Greening the HP14570 Power Controller
This is a quite interesting piece of equipment for audio use. It takes your mains and sends it to 3 groups of 4 outputs (so total of 12). The unit basically consists of 3 group boards with all the circuitry for 4 outlets each. The outputs are filtered for differential and common mode noise and interference. Each output is separately switched on at the voltage zero crossing, and switched off at the current zero crossing. So the switching is pretty much noise free, and the filtering is ideal for powering audio stuff.
In the intended setup, the switching was done electronically through a separate piece of equipment that could be controlled through the famous IEEE interface, and which is similar to the HP-IB interface bus. You were supposed to use this thing in a lab environment to automate testing and to switch each group of test equipment on or off depending on the particular test you were doing. The external switching connections are here.
Switching is quite elegant: First a triac is used to close the output. But a triac has a little threshold voltage that would distort the nice, filtered mains sine wave. So, a short interval later, a relay bridges the triac. At switch-off, first the relay opens, then the triac. So, the relay never has to break appreciable voltage- or current levels.
Click for full size assy drawing
I modified my 14570 so I can switch my complete audio set-up on or off either by a toggle switch on the front panel or by the IR remote I use for other functions. The set-up is such, that if I switch it on, it goes through a timed sequence and switches the equipment as follows:
- switch on my sources (CD, DVD etc) one by one;
- switch on the cross-over filters, equalizers etc one by one;
- switch on the power amps one by one.
Switching off follows a similar sequence in the other direction. The beauty of the system is that switching 'thumps' are avoided, and also that those high-inrush current power supplies of the power amps don't come on all at the same time, avoiding mains sag. And it is really nice to switch your complete system on or off by a single button press too.
The control circuit is quite simple: a 16F627 PIC microcontroller driving the switch inputs for each of the 12 channels. The software takes care of the timing and sequencing.
The circuit is supplied through the +5V DC of one of the group boards. In theory, all the grounds of the three groups are interconnected, but to avoid any possibility of ground currents, I drive the two other groups' switch inputs isolated through an opto coupler.
And ohh, yes, almost forgot. It has a receiver for a standard Philips RC5 IR remote control. Activating and deactivating my sound system now is just a lazy button press away. The IR receiver is behind a small piece of red Plexiglas behind a hole in the front panel.
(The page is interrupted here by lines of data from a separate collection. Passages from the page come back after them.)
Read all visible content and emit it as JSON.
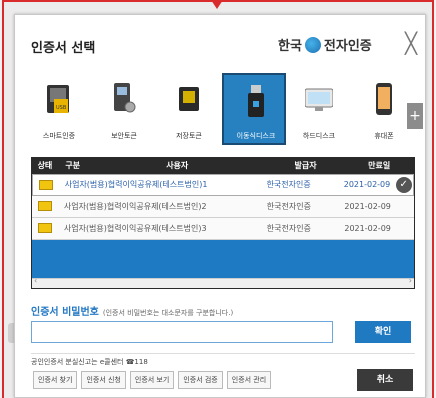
{
  "dialog": {
    "title": "인증서 선택",
    "brand": "한국 전자인증",
    "close": "╳"
  },
  "devices": [
    {
      "label": "스마트인증",
      "icon": "smart-cert-icon"
    },
    {
      "label": "보안토큰",
      "icon": "security-token-icon"
    },
    {
      "label": "저장토큰",
      "icon": "storage-token-icon"
    },
    {
      "label": "이동식디스크",
      "icon": "usb-drive-icon",
      "selected": true
    },
    {
      "label": "하드디스크",
      "icon": "hard-disk-icon"
    },
    {
      "label": "휴대폰",
      "icon": "mobile-phone-icon"
    }
  ],
  "scroll_plus": "+",
  "table": {
    "headers": [
      "상태",
      "구분",
      "사용자",
      "발급자",
      "만료일"
    ],
    "rows": [
      {
        "type": "사업자(범용)",
        "user": "협력이익공유제(테스트법인)1",
        "issuer": "한국전자인증",
        "expiry": "2021-02-09",
        "selected": true
      },
      {
        "type": "사업자(범용)",
        "user": "협력이익공유제(테스트법인)2",
        "issuer": "한국전자인증",
        "expiry": "2021-02-09"
      },
      {
        "type": "사업자(범용)",
        "user": "협력이익공유제(테스트법인)3",
        "issuer": "한국전자인증",
        "expiry": "2021-02-09"
      }
    ],
    "check": "✓",
    "scroll_left": "‹",
    "scroll_right": "›"
  },
  "password": {
    "label": "인증서 비밀번호",
    "hint": "(인증서 비밀번호는 대소문자를 구분합니다.)",
    "value": "",
    "ok": "확인"
  },
  "footer": {
    "lost_text": "공인인증서 분실신고는 e콜센터 ☎118",
    "buttons": [
      "인증서 찾기",
      "인증서 신청",
      "인증서 보기",
      "인증서 검증",
      "인증서 관리"
    ],
    "cancel": "취소"
  }
}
The control PCB
The control circuit only needs a small PCB that finds an easy place inside the HP14570. The +5V power comes from one of the group boards. Three flat cables link the switching outputs to each of the three Group boards.
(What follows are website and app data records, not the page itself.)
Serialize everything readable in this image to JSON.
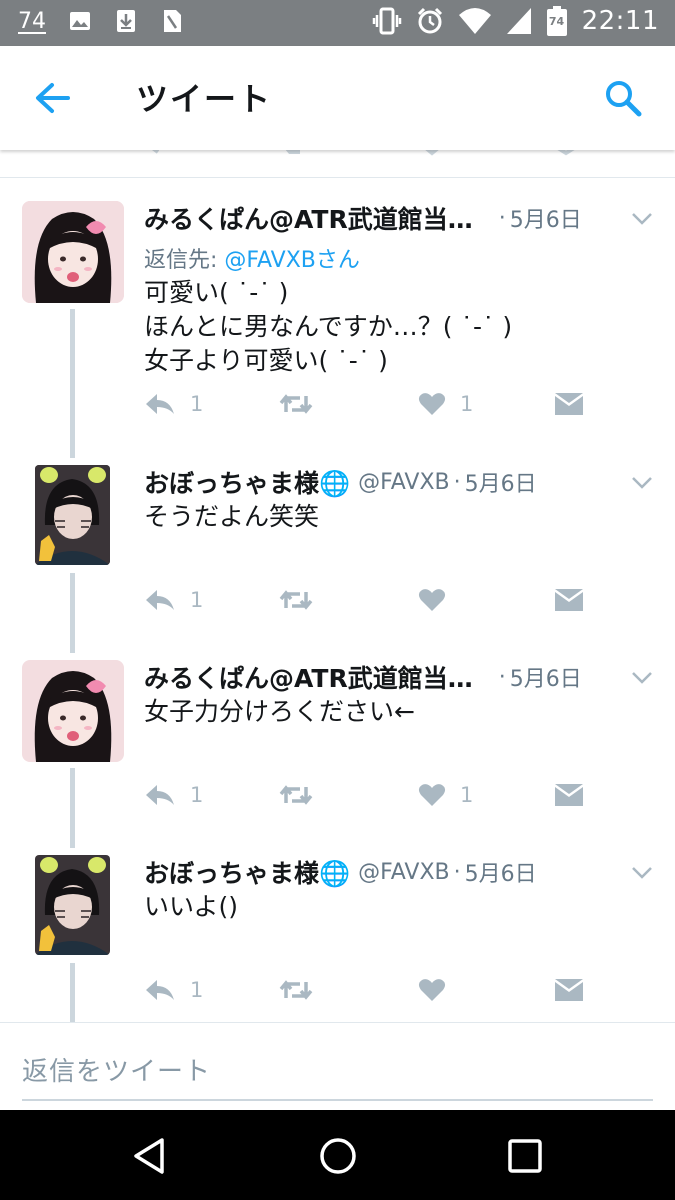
{
  "status_bar": {
    "notification_count": "74",
    "battery_level": "74",
    "time": "22:11"
  },
  "app_bar": {
    "title": "ツイート",
    "back_icon": "arrow-left-icon",
    "search_icon": "search-icon"
  },
  "tweets": [
    {
      "name": "みるくぱん@ATR武道館当…",
      "handle": "",
      "date": "5月6日",
      "reply_prefix": "返信先: ",
      "reply_to": "@FAVXBさん",
      "text": "可愛い( ˙-˙ )\nほんとに男なんですか…？( ˙-˙ )\n女子より可愛い( ˙-˙ )",
      "reply_count": "1",
      "retweet_count": "",
      "like_count": "1"
    },
    {
      "name": "おぼっちゃま様🌐",
      "handle": "@FAVXB",
      "date": "5月6日",
      "text": "そうだよん笑笑",
      "reply_count": "1",
      "retweet_count": "",
      "like_count": ""
    },
    {
      "name": "みるくぱん@ATR武道館当…",
      "handle": "",
      "date": "5月6日",
      "text": "女子力分けろください←",
      "reply_count": "1",
      "retweet_count": "",
      "like_count": "1"
    },
    {
      "name": "おぼっちゃま様🌐",
      "handle": "@FAVXB",
      "date": "5月6日",
      "text": "いいよ()",
      "reply_count": "1",
      "retweet_count": "",
      "like_count": ""
    }
  ],
  "composer": {
    "placeholder": "返信をツイート"
  },
  "colors": {
    "accent": "#1da1f2",
    "muted": "#657786",
    "icon_gray": "#aab8c2",
    "status_bar": "#7b7f82"
  }
}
The control signals are active low and the HP14570 control inputs have pull-ups, so to switch on an output you pull the corresponding control line low. For group A that is done directly through the PIC. As I wanted a galvanic isolation with Group B and C, I used opto couplers and pull-down transistors for those.
One issue is the connections to your switched mains outlets. The original '14570 had proprietary connectors that actually fit all 12 on the 19" back panel. Mating plugs are pure unobtanium. That means you have to use your creativity. I am currently putting together an external extension strip with a thick umbilical cable to the '14570 with switching wires for all 12 outlets. Ugly, but effective.
If you are lucky enough to get yourself an HP14570, you want the service manual as well. You can get a .pdf version at ArtekManuals. High quality scans for a reasonable price. Tell them I send you.